Professor George Boyer reports on his international research
The evolution of social welfare policies in Great Britain, 1815-1914
My current research examines the evolution of British social welfare policies in the century leading up to the First World War, and the changing methods used by British workers to cope with economic insecurity.
Despite rapid increases in real wages during this period, the majority of workers still lived close to the margin, so that prolonged time without work led to financial distress.
I study how workers dealt with this insecurity by saving, insuring themselves against income loss through membership in friendly societies and trade unions, and applying for public and private assistance when necessary, and why the relative importance of these coping strategies changed significantly over the course of the 19th century.
I also examine why Parliament adopted the Liberal Welfare Reforms in 1906-11, after seven decades of increasing stinginess towards the poor, and the effects of these reforms on poverty rates among British workers.
In addition, I am studying trends in workers' living standards in Europe and North America from 1870 to 1913. Most economists who compare living standards across countries focus their attention on income measures, such as GNP per capita or real wages, but these are not good proxies for workers' quality of life, which is better measured by life expectancy, educational attainment, and the existence of social safety nets.
These broader measures of workers' well being yield insights into trends in mass migration during this period. Potential migrants cared about their quality of life as well as income. I present evidence that the decline in emigration rates from Germany and Scandinavia in the decades leading up to World War I was due in large part to these countries' investments in public health, education, and social safety nets.
For students interested in learning more on this topic Professor Boyer teaches the following courses:
- ILRLE 4440, The Evolution of Social Policy in Britain and America
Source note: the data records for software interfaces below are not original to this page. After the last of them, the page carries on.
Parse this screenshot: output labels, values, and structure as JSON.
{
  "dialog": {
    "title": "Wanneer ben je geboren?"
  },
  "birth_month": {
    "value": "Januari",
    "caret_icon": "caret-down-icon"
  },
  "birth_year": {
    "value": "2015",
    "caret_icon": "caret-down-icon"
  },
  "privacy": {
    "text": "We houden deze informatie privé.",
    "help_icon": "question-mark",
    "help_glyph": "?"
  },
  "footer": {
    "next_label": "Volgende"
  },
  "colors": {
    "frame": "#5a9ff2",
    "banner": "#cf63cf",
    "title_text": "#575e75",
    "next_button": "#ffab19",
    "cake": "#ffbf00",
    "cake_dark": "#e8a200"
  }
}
- ILRLE 4480, Topics in Twentieth Century Economic History
- ILRIC 2350, Work, Labor and Capital in the Global Economy (team taught with three other faculty members)